Give back every line of the material below that has the string "title".

(Beginning of Recorded information)

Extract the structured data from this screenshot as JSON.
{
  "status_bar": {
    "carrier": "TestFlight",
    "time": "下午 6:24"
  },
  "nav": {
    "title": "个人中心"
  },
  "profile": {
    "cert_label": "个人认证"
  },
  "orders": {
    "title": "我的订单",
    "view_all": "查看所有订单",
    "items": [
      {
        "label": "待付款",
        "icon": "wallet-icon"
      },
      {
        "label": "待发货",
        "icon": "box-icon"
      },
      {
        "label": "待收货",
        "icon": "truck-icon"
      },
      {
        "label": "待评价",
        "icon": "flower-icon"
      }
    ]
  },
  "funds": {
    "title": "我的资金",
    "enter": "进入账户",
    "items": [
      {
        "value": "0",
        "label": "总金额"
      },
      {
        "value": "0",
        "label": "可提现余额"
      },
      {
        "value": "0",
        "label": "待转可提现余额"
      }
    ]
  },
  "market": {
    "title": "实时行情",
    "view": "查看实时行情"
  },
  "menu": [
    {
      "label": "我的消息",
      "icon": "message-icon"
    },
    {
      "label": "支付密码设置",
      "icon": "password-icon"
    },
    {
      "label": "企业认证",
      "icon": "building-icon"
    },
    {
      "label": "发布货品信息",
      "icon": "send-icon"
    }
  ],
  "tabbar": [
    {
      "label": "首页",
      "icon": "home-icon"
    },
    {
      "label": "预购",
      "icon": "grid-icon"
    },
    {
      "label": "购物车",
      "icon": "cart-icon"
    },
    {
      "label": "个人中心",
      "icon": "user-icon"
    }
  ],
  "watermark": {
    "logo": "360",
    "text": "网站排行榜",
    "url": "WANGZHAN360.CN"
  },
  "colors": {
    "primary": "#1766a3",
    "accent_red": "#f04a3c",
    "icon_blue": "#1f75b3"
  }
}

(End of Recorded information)

The completed task -
    "title": "个人中心"
    "title": "我的订单",
    "title": "我的资金",
    "title": "实时行情",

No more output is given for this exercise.